§ Aim of the exercise: Give back every entry exactly as it is written, but not the pictures.

§ Record excerpts:
####

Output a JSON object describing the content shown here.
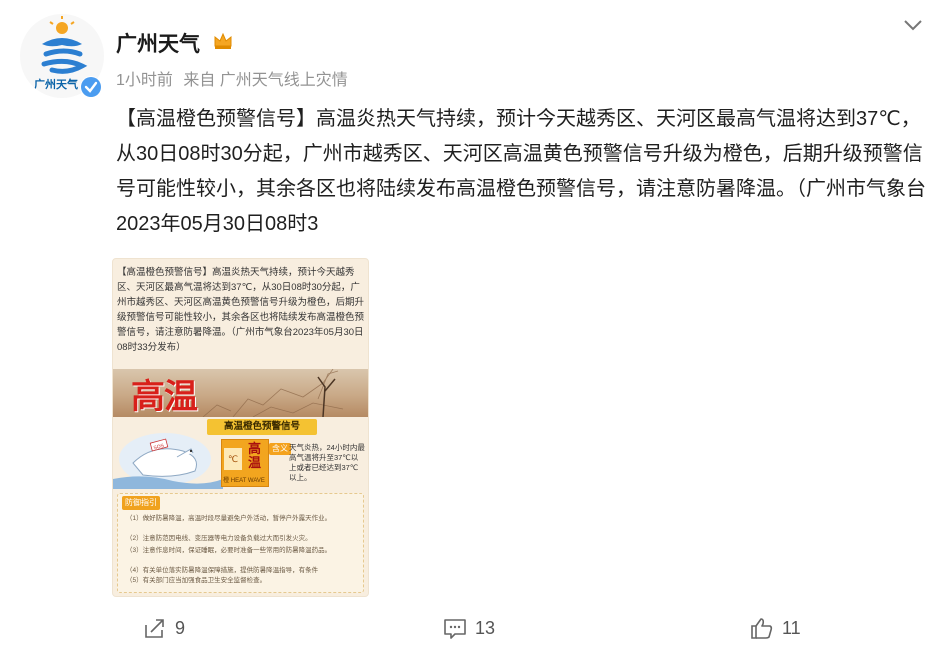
{
  "author": {
    "name": "广州天气",
    "avatar_label": "广州天气",
    "badge_icon": "crown-icon",
    "verified_icon": "verified-icon"
  },
  "meta": {
    "time": "1小时前",
    "source": "来自 广州天气线上灾情"
  },
  "post": {
    "text": "【高温橙色预警信号】高温炎热天气持续，预计今天越秀区、天河区最高气温将达到37℃，从30日08时30分起，广州市越秀区、天河区高温黄色预警信号升级为橙色，后期升级预警信号可能性较小，其余各区也将陆续发布高温橙色预警信号，请注意防暑降温。（广州市气象台2023年05月30日08时3"
  },
  "image": {
    "text": "【高温橙色预警信号】高温炎热天气持续，预计今天越秀区、天河区最高气温将达到37℃，从30日08时30分起，广州市越秀区、天河区高温黄色预警信号升级为橙色，后期升级预警信号可能性较小，其余各区也将陆续发布高温橙色预警信号，请注意防暑降温。（广州市气象台2023年05月30日08时33分发布）",
    "big_title": "高温",
    "warning_title": "高温橙色预警信号",
    "sign_celsius": "℃",
    "sign_title": "高温",
    "sign_label_cn": "橙",
    "sign_label_en": "HEAT WAVE",
    "definition_tag": "含义",
    "definition": "天气炎热，24小时内最高气温将升至37℃以上或者已经达到37℃以上。",
    "guide_tag": "防御指引",
    "guide_lines": [
      "（1）做好防暑降温，高温时段尽量避免户外活动，暂停户外露天作业。",
      "（2）注意防范因电线、变压器等电力设备负载过大而引发火灾。",
      "（3）注意作息时间，保证睡眠，必要时准备一些常用的防暑降温药品。",
      "（4）有关单位落实防暑降温保障措施，提供防暑降温指导，有条件",
      "（5）有关部门应当加强食品卫生安全监督检查。"
    ]
  },
  "actions": {
    "share_count": "9",
    "comment_count": "13",
    "like_count": "11"
  },
  "colors": {
    "accent_red": "#d8201a",
    "warning_yellow": "#f4c232",
    "sign_orange": "#f2a51f",
    "meta_gray": "#939393"
  }
}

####

§ Task response:
Output a JSON object describing the content shown here.
{
  "author": {
    "name": "广州天气",
    "avatar_label": "广州天气",
    "badge_icon": "crown-icon",
    "verified_icon": "verified-icon"
  },
  "meta": {
    "time": "1小时前",
    "source": "来自 广州天气线上灾情"
  },
  "post": {
    "text": "【高温橙色预警信号】高温炎热天气持续，预计今天越秀区、天河区最高气温将达到37℃，从30日08时30分起，广州市越秀区、天河区高温黄色预警信号升级为橙色，后期升级预警信号可能性较小，其余各区也将陆续发布高温橙色预警信号，请注意防暑降温。（广州市气象台2023年05月30日08时3"
  },
  "image": {
    "text": "【高温橙色预警信号】高温炎热天气持续，预计今天越秀区、天河区最高气温将达到37℃，从30日08时30分起，广州市越秀区、天河区高温黄色预警信号升级为橙色，后期升级预警信号可能性较小，其余各区也将陆续发布高温橙色预警信号，请注意防暑降温。（广州市气象台2023年05月30日08时33分发布）",
    "big_title": "高温",
    "warning_title": "高温橙色预警信号",
    "sign_celsius": "℃",
    "sign_title": "高温",
    "sign_label_cn": "橙",
    "sign_label_en": "HEAT WAVE",
    "definition_tag": "含义",
    "definition": "天气炎热，24小时内最高气温将升至37℃以上或者已经达到37℃以上。",
    "guide_tag": "防御指引",
    "guide_lines": [
      "（1）做好防暑降温，高温时段尽量避免户外活动，暂停户外露天作业。",
      "（2）注意防范因电线、变压器等电力设备负载过大而引发火灾。",
      "（3）注意作息时间，保证睡眠，必要时准备一些常用的防暑降温药品。",
      "（4）有关单位落实防暑降温保障措施，提供防暑降温指导，有条件",
      "（5）有关部门应当加强食品卫生安全监督检查。"
    ]
  },
  "actions": {
    "share_count": "9",
    "comment_count": "13",
    "like_count": "11"
  },
  "colors": {
    "accent_red": "#d8201a",
    "warning_yellow": "#f4c232",
    "sign_orange": "#f2a51f",
    "meta_gray": "#939393"
  }
}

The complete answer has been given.